REQUIRED WORK »
Scan the material below for the string "JSON". Report every line that has it.

STORED DATA »
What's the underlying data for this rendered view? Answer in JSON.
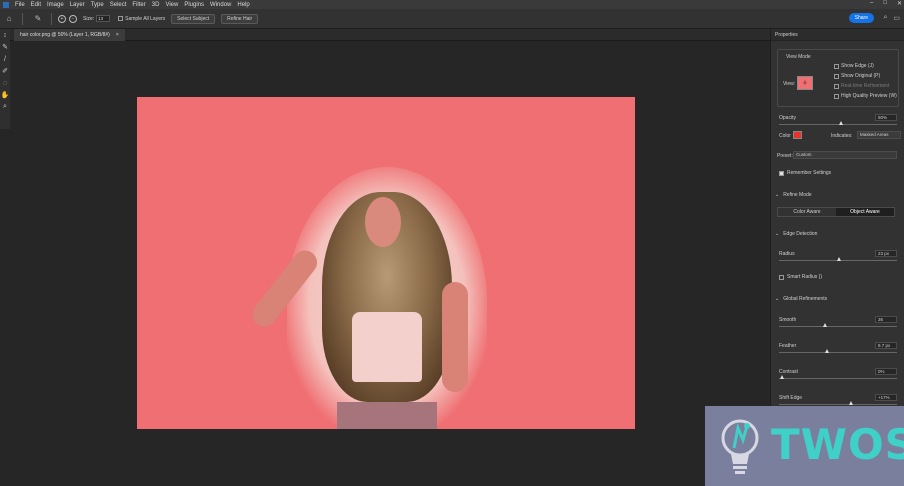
{
  "menubar": {
    "items": [
      "File",
      "Edit",
      "Image",
      "Layer",
      "Type",
      "Select",
      "Filter",
      "3D",
      "View",
      "Plugins",
      "Window",
      "Help"
    ],
    "win_controls": [
      "–",
      "□",
      "✕"
    ]
  },
  "options": {
    "size_label": "Size:",
    "size_value": "13",
    "sample_all_layers": "Sample All Layers",
    "select_subject": "Select Subject",
    "refine_hair": "Refine Hair",
    "share": "Share"
  },
  "document": {
    "tab_title": "hair color.png @ 50% (Layer 1, RGB/8#)",
    "close": "×"
  },
  "properties": {
    "title": "Properties",
    "view_mode_title": "View Mode",
    "view_label": "View:",
    "show_edge": "Show Edge (J)",
    "show_original": "Show Original (P)",
    "realtime_refinement": "Real-time Refinement",
    "high_quality_preview": "High Quality Preview (W)",
    "opacity_label": "Opacity",
    "opacity_value": "50%",
    "opacity_level": 0.5,
    "color_label": "Color",
    "color_hex": "#e8332b",
    "indicates_label": "Indicates:",
    "indicates_value": "Masked Areas",
    "preset_label": "Preset:",
    "preset_value": "Custom",
    "remember_settings": "Remember Settings",
    "refine_mode_title": "Refine Mode",
    "color_aware": "Color Aware",
    "object_aware": "Object Aware",
    "edge_detection_title": "Edge Detection",
    "radius_label": "Radius",
    "radius_value": "23 px",
    "smart_radius": "Smart Radius ()",
    "global_refinements_title": "Global Refinements",
    "smooth_label": "Smooth",
    "smooth_value": "36",
    "feather_label": "Feather",
    "feather_value": "8.7 px",
    "contrast_label": "Contrast",
    "contrast_value": "0%",
    "shift_edge_label": "Shift Edge",
    "shift_edge_value": "+17%"
  },
  "watermark": {
    "text": "TWOS"
  }
}
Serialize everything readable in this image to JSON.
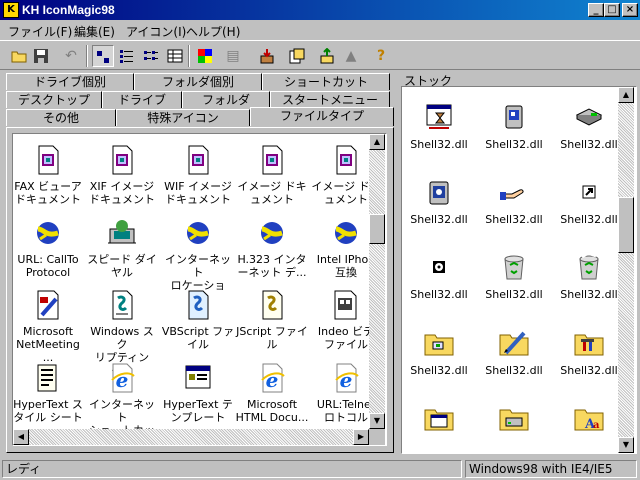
{
  "window": {
    "title": "KH IconMagic98",
    "minimize": "_",
    "maximize": "□",
    "close": "×"
  },
  "menu": [
    "ファイル(F)",
    "編集(E)",
    "アイコン(I)",
    "ヘルプ(H)"
  ],
  "toolbar": {
    "icons": [
      "open-folder-icon",
      "save-disk-icon",
      "undo-icon",
      "large-icon-view-icon",
      "small-icon-view-icon",
      "list-view-icon",
      "details-view-icon",
      "color-palette-icon",
      "print-icon",
      "extract-icon",
      "copy-icon",
      "export-icon",
      "import-icon",
      "help-icon"
    ],
    "help_glyph": "?"
  },
  "tabs": {
    "row1": [
      "ドライブ個別",
      "フォルダ個別",
      "ショートカット"
    ],
    "row2": [
      "デスクトップ",
      "ドライブ",
      "フォルダ",
      "スタートメニュー"
    ],
    "row3": [
      "その他",
      "特殊アイコン",
      "ファイルタイプ"
    ],
    "active": "ファイルタイプ"
  },
  "file_types": [
    {
      "label": "FAX ビューア\nドキュメント",
      "icon": "fax-document-icon"
    },
    {
      "label": "XIF イメージ\nドキュメント",
      "icon": "image-document-icon"
    },
    {
      "label": "WIF イメージ\nドキュメント",
      "icon": "image-document-icon"
    },
    {
      "label": "イメージ ドキ\nュメント",
      "icon": "image-document-icon"
    },
    {
      "label": "イメージ ドキ\nュメント",
      "icon": "image-document-icon"
    },
    {
      "label": "URL: CallTo\nProtocol",
      "icon": "url-protocol-icon"
    },
    {
      "label": "スピード ダイ\nヤル",
      "icon": "speed-dial-icon"
    },
    {
      "label": "インターネット\nロケーション...",
      "icon": "url-protocol-icon"
    },
    {
      "label": "H.323 インタ\nーネット デ...",
      "icon": "url-protocol-icon"
    },
    {
      "label": "Intel IPhon\n互換",
      "icon": "url-protocol-icon"
    },
    {
      "label": "Microsoft\nNetMeeting ...",
      "icon": "netmeeting-icon"
    },
    {
      "label": "Windows スク\nリプティング...",
      "icon": "script-icon"
    },
    {
      "label": "VBScript ファ\nイル",
      "icon": "vbscript-icon"
    },
    {
      "label": "JScript ファイ\nル",
      "icon": "jscript-icon"
    },
    {
      "label": "Indeo ビデ\nファイル",
      "icon": "video-file-icon"
    },
    {
      "label": "HyperText ス\nタイル シート",
      "icon": "style-sheet-icon"
    },
    {
      "label": "インターネット\nショートカット",
      "icon": "ie-icon"
    },
    {
      "label": "HyperText テ\nンプレート",
      "icon": "template-icon"
    },
    {
      "label": "Microsoft\nHTML Docu...",
      "icon": "ie-icon"
    },
    {
      "label": "URL:Telnet\nロトコル",
      "icon": "ie-icon"
    }
  ],
  "stock": {
    "label": "ストック",
    "items": [
      {
        "label": "Shell32.dll",
        "icon": "hourglass-window-icon"
      },
      {
        "label": "Shell32.dll",
        "icon": "disk-drive-icon"
      },
      {
        "label": "Shell32.dll",
        "icon": "network-drive-icon"
      },
      {
        "label": "Shell32.dll",
        "icon": "cdrom-drive-icon"
      },
      {
        "label": "Shell32.dll",
        "icon": "sharing-hand-icon"
      },
      {
        "label": "Shell32.dll",
        "icon": "shortcut-arrow-icon"
      },
      {
        "label": "Shell32.dll",
        "icon": "small-disk-icon"
      },
      {
        "label": "Shell32.dll",
        "icon": "recycle-bin-empty-icon"
      },
      {
        "label": "Shell32.dll",
        "icon": "recycle-bin-full-icon"
      },
      {
        "label": "Shell32.dll",
        "icon": "control-panel-folder-icon"
      },
      {
        "label": "Shell32.dll",
        "icon": "write-folder-icon"
      },
      {
        "label": "Shell32.dll",
        "icon": "tools-folder-icon"
      },
      {
        "label": "",
        "icon": "calendar-folder-icon"
      },
      {
        "label": "",
        "icon": "hard-disk-folder-icon"
      },
      {
        "label": "",
        "icon": "fonts-folder-icon"
      }
    ]
  },
  "status": {
    "left": "レディ",
    "right": "Windows98 with IE4/IE5"
  },
  "colors": {
    "title_start": "#000080",
    "title_end": "#1084d0",
    "face": "#c0c0c0",
    "folder_yellow": "#f8d860"
  }
}
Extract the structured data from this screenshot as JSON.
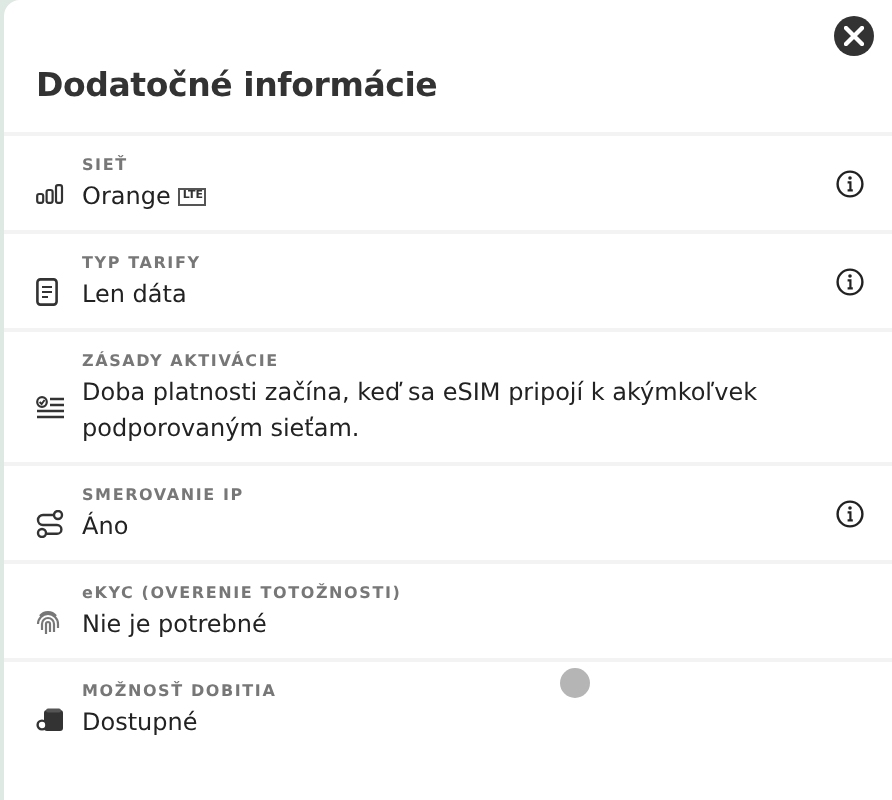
{
  "title": "Dodatočné informácie",
  "rows": [
    {
      "kind": "network",
      "label": "SIEŤ",
      "value": "Orange",
      "badge": "LTE",
      "info": true
    },
    {
      "kind": "plan",
      "label": "TYP TARIFY",
      "value": "Len dáta",
      "info": true
    },
    {
      "kind": "policy",
      "label": "ZÁSADY AKTIVÁCIE",
      "value": "Doba platnosti začína, keď sa eSIM pripojí k akýmkoľvek podporovaným sieťam.",
      "info": false
    },
    {
      "kind": "routing",
      "label": "SMEROVANIE IP",
      "value": "Áno",
      "info": true
    },
    {
      "kind": "ekyc",
      "label": "eKYC (OVERENIE TOTOŽNOSTI)",
      "value": "Nie je potrebné",
      "info": false
    },
    {
      "kind": "topup",
      "label": "MOŽNOSŤ DOBITIA",
      "value": "Dostupné",
      "info": false
    }
  ]
}
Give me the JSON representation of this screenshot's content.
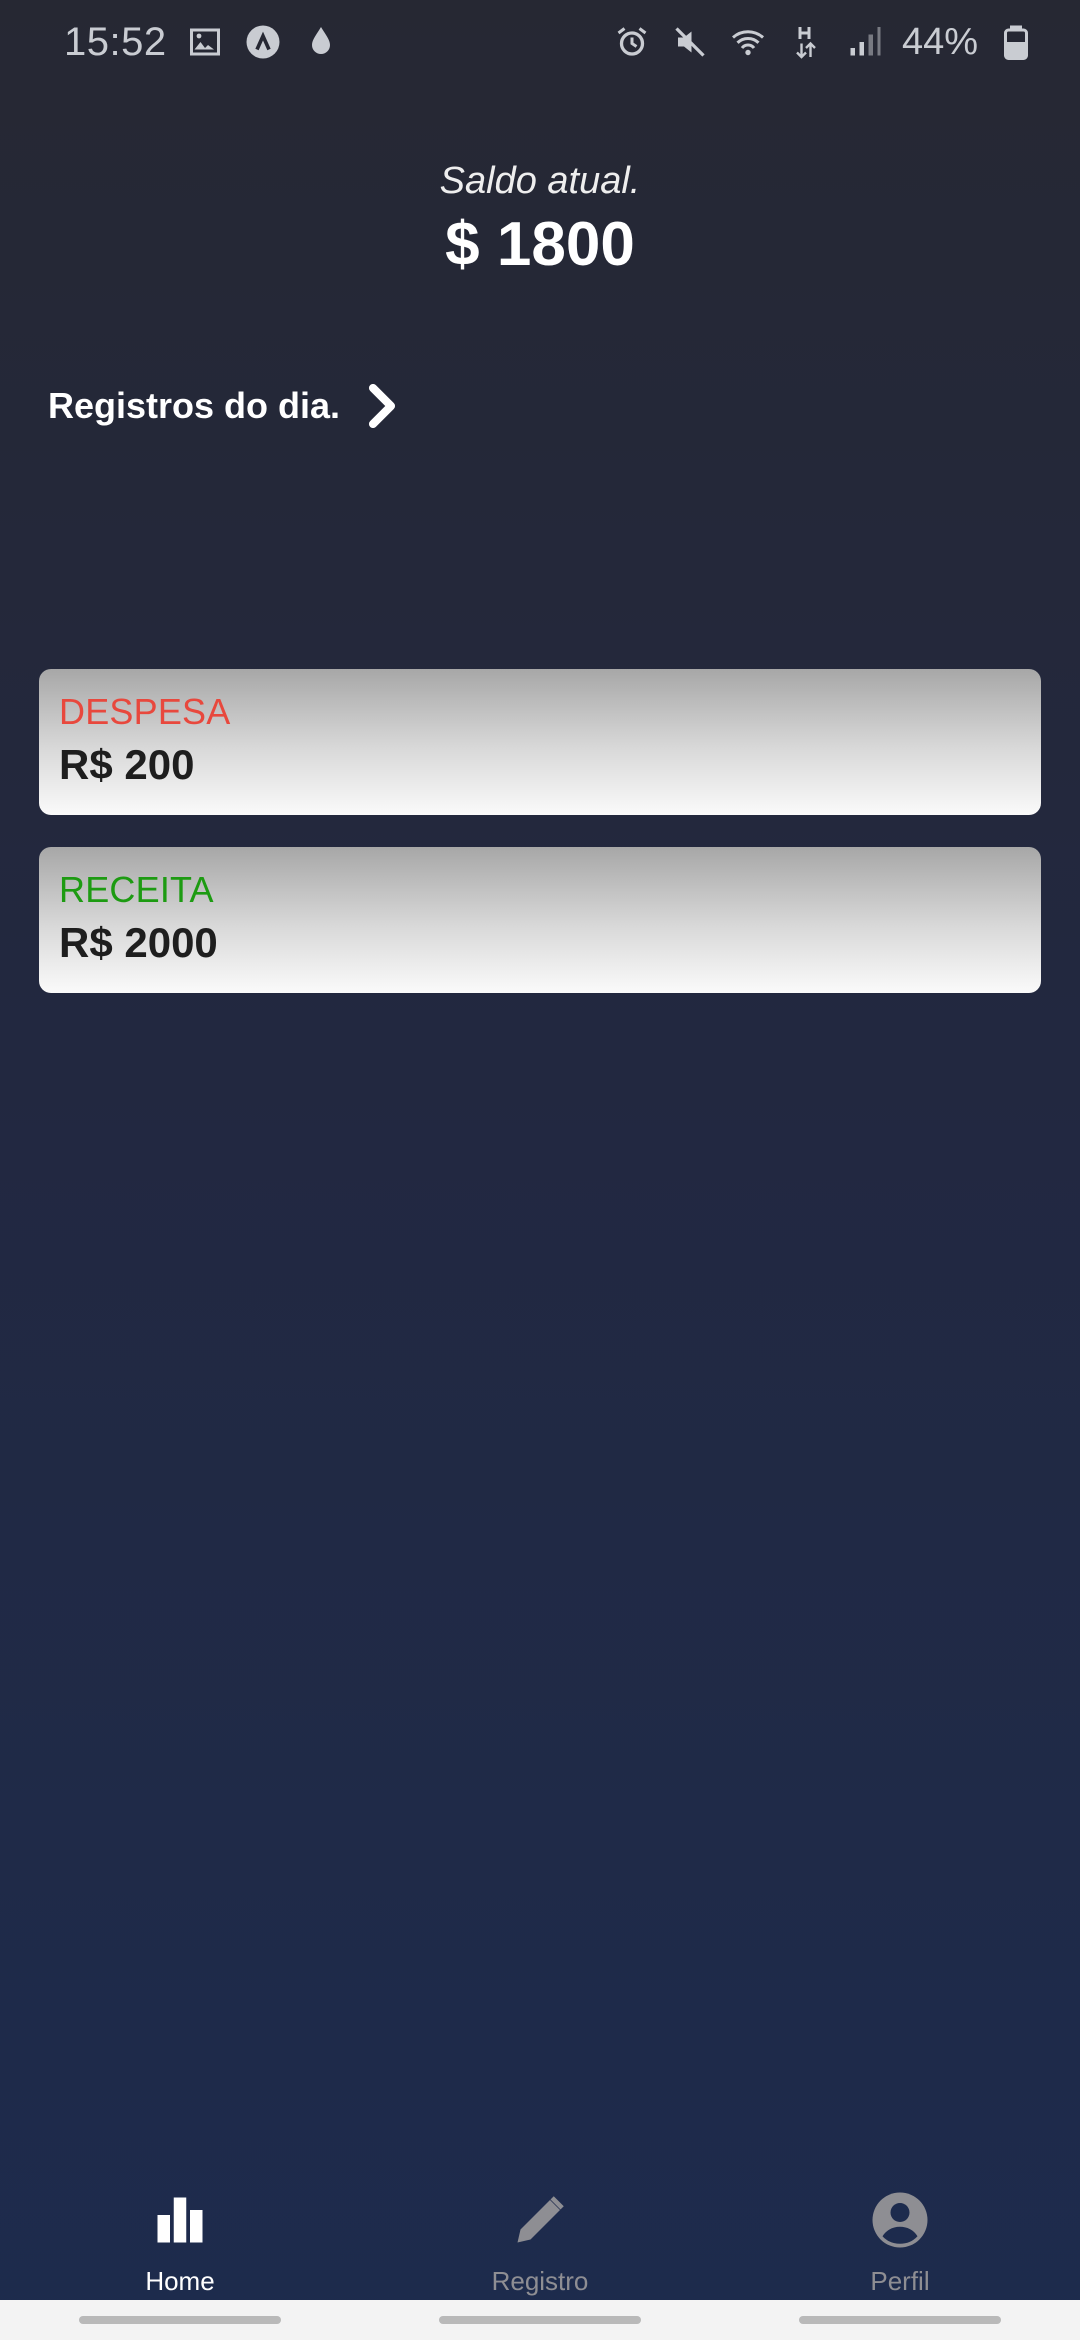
{
  "status_bar": {
    "time": "15:52",
    "battery_text": "44%",
    "icons_left": [
      "image-icon",
      "app-icon",
      "drop-icon"
    ],
    "icons_right": [
      "alarm-icon",
      "mute-icon",
      "wifi-icon",
      "data-h-icon",
      "signal-icon",
      "battery-icon"
    ]
  },
  "balance": {
    "label": "Saldo atual.",
    "value": "$ 1800"
  },
  "daily": {
    "label": "Registros do dia.",
    "icon": "chevron-right-icon"
  },
  "records": [
    {
      "type": "DESPESA",
      "amount": "R$ 200",
      "color": "#e8483d"
    },
    {
      "type": "RECEITA",
      "amount": "R$ 2000",
      "color": "#1d9b12"
    }
  ],
  "tabs": [
    {
      "label": "Home",
      "icon": "bar-chart-icon",
      "active": true
    },
    {
      "label": "Registro",
      "icon": "pencil-icon",
      "active": false
    },
    {
      "label": "Perfil",
      "icon": "user-circle-icon",
      "active": false
    }
  ],
  "colors": {
    "background_top": "#262833",
    "background_bottom": "#1d2b4d",
    "active_tab": "#ffffff",
    "inactive_tab": "#8e8e93"
  }
}
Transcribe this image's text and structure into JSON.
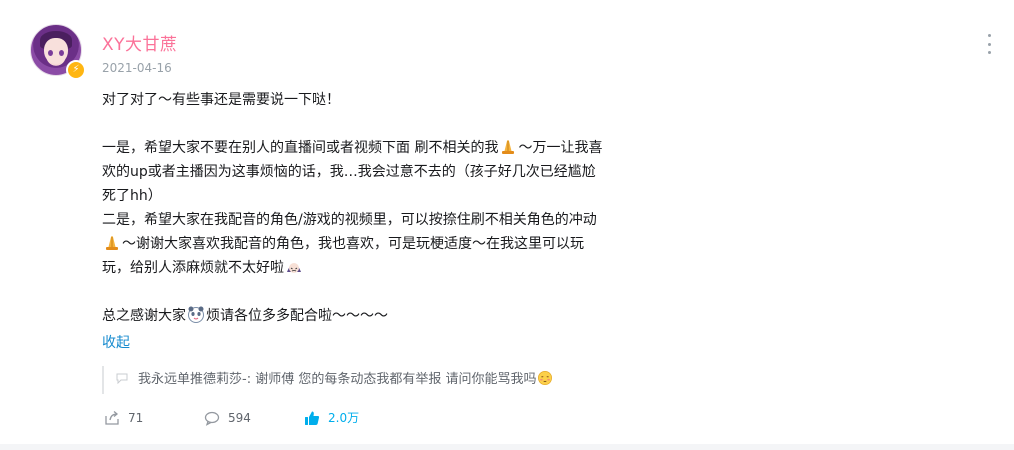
{
  "post": {
    "username": "XY大甘蔗",
    "date": "2021-04-16",
    "lines": [
      "对了对了～有些事还是需要说一下哒！",
      "",
      "一是，希望大家不要在别人的直播间或者视频下面 刷不相关的我",
      "～万一让我喜",
      "欢的up或者主播因为这事烦恼的话，我…我会过意不去的（孩子好几次已经尴尬",
      "死了hh）",
      "二是，希望大家在我配音的角色/游戏的视频里，可以按捺住刷不相关角色的冲动",
      "～谢谢大家喜欢我配音的角色，我也喜欢，可是玩梗适度～在我这里可以玩",
      "玩，给别人添麻烦就不太好啦",
      "",
      "总之感谢大家",
      "烦请各位多多配合啦～～～～"
    ],
    "collapse_label": "收起"
  },
  "comment": {
    "author": "我永远单推德莉莎-:",
    "text": "谢师傅 您的每条动态我都有举报 请问你能骂我吗"
  },
  "actions": {
    "share_count": "71",
    "comment_count": "594",
    "like_count": "2.0万"
  },
  "colors": {
    "username": "#fb7299",
    "link": "#178bcf",
    "like": "#00aeec",
    "badge": "#ffb612"
  },
  "icons": [
    "pray-emoji",
    "cry-emoji",
    "panda-emoji",
    "blush-emoji",
    "share-icon",
    "comment-icon",
    "like-icon",
    "more-icon"
  ]
}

SOLUTION TO THIS PROBLEM »
What's the underlying data for this rendered view? Answer in JSON.
Serialize everything readable in this image to JSON.
Extract the structured data from this screenshot as JSON.
Give me the JSON representation of this screenshot's content.
Transcribe this image's text and structure into JSON.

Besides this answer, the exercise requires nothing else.